Narendra Modi is in my opinion the most talented politician of our time.
Of no other man can it be said that he has national appeal based on his performance in a single state. Not even leaders from states bigger than Gujarat, whether Maharashtra, Bengal, Tamil Nadu or Uttar Pradesh can command the attention he does. Events in New Delhi last weekend showed this. Never in their careers have mighty names like Sharad Pawar, Jyoti Basu, Karunanidhi and Mulayam Singh been as appealing outside of their state as Modi is today.
This is leadership in the true sense — the ability to create a following based on personality and ideology.
Many middle class Hindus admire Modi without the traditional attractions of caste, region and language. It is true that the BJP in Gujarat is and has always been a caste-based party. It is the vote of the peasant Patels which has kept the Congress out since 1990. But it is also true that the middle class support for Modi outside Gujarat is not based on his linguistic, regional or caste credentials.
If what I’ve said above is accurate, he is a transformational figure. The man who could in the next 15 months change our politics from being tribal and regional to being issue-based and national.
His problem is, however, that India isn’t a presidential democracy. Indians cannot directly vote for Modi to rule from Delhi. They can only vote for candidates from their particular Lok Sabha constituency.
Essentially, his supporters will have to vote for the BJP or its allies, rather than for Modi, if they want to see him take power. The question is whether he can, on the strength of all that I’ve said and accepted, insert himself into what has always been a series of state elections. So far Indian voters have always seen elections, even general elections, through the prism of language and caste.
Has Modi’s spectacular entry into national politics changed voter behaviour? Can he convince those outside Gujarat to vote for his party?
We will know the answer to this very soon.

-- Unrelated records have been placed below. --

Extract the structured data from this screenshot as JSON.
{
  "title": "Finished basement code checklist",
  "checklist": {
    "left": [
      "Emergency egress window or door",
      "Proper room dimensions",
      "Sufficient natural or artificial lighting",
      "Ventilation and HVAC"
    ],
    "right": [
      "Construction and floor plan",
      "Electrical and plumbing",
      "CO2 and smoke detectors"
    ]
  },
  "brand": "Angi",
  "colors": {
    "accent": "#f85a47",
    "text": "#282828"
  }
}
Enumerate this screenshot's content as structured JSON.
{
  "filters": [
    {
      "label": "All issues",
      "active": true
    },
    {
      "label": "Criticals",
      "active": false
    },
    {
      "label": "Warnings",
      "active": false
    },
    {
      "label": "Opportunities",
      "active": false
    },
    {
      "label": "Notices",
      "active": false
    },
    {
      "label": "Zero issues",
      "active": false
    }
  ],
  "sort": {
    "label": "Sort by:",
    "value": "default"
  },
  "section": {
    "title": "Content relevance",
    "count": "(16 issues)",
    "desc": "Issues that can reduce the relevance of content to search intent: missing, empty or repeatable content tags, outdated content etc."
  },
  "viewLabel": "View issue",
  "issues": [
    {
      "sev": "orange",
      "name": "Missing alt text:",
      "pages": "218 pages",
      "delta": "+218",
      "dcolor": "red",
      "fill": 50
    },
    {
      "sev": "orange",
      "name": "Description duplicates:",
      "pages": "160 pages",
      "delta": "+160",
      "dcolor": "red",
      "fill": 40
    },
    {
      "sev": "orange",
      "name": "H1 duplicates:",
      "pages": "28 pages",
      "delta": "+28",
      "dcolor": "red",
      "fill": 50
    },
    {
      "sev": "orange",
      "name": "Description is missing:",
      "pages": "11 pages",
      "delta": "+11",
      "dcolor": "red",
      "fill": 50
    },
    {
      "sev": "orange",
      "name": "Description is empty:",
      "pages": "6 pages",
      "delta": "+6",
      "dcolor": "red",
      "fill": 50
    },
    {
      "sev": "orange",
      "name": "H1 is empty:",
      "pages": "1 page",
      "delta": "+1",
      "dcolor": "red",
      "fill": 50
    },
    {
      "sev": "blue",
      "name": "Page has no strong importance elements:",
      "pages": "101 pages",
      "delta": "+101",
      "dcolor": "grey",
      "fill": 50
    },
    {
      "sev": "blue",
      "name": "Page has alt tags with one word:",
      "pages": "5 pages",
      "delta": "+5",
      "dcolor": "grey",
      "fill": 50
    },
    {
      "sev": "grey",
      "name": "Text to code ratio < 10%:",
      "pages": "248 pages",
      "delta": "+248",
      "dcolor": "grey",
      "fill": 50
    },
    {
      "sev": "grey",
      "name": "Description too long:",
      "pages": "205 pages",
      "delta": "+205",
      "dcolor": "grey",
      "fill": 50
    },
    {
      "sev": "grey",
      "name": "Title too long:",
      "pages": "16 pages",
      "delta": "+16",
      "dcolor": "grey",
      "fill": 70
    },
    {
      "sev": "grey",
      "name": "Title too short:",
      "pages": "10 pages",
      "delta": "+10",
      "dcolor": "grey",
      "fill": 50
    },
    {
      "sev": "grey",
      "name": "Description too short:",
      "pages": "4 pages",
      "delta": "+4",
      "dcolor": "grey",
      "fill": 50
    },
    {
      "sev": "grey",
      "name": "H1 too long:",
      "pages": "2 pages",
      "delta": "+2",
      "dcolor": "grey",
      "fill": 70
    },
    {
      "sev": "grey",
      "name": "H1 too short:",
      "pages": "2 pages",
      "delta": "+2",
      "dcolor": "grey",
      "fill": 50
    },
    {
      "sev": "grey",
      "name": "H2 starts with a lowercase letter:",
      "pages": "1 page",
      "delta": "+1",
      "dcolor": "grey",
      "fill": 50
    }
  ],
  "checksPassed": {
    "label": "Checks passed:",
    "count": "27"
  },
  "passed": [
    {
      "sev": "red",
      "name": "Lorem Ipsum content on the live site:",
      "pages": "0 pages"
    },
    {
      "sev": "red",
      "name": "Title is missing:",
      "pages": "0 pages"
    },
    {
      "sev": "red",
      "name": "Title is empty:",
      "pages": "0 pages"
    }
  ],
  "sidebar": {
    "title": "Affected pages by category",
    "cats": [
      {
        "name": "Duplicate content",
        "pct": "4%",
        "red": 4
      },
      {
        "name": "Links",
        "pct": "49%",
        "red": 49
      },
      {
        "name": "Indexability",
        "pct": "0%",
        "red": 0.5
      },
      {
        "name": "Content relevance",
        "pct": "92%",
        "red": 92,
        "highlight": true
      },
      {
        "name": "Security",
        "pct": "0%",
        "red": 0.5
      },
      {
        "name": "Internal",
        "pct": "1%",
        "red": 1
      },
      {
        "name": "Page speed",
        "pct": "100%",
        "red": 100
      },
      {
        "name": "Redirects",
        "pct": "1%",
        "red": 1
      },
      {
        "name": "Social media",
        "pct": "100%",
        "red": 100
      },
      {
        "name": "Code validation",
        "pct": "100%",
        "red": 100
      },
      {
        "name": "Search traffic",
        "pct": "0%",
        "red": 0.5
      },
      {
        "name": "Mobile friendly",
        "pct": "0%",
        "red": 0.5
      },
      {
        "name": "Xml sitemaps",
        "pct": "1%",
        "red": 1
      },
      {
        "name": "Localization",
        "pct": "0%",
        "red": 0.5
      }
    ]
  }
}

In a matter of months a BJP-ruled state is going into elections, Karnataka. So far, the BJP in that state has been a caste-based party, with broad support from the peasant Lingayats. In recent years, the BJP has been damaged there because of a split in Lingayat legislators. Some of them have broken away from the party to join Yeddyurappa, the Lingayat who was forced out as chief minister by the BJP’s Delhi leaders.
The magic of Modi has an opportunity to work itself now. It is widely thought that the BJP will lose to Congress in Karnataka because its caste base is divided.
Modi is scheduled to campaign in the state. Can he keep Karnataka with the BJP? He will have to if he is to show us and himself that his popularity is legitimate. That his very vocal Facebook and Twitter fans across India are also those who will vote for his party when he appeals to them for their vote.
The theory so far is that he brings the new Indian middle class into the party. Karnataka will actually demonstrate whether the Great Right Hope can deliver outside Gujarat.
Aakar Patel is a writer and columnist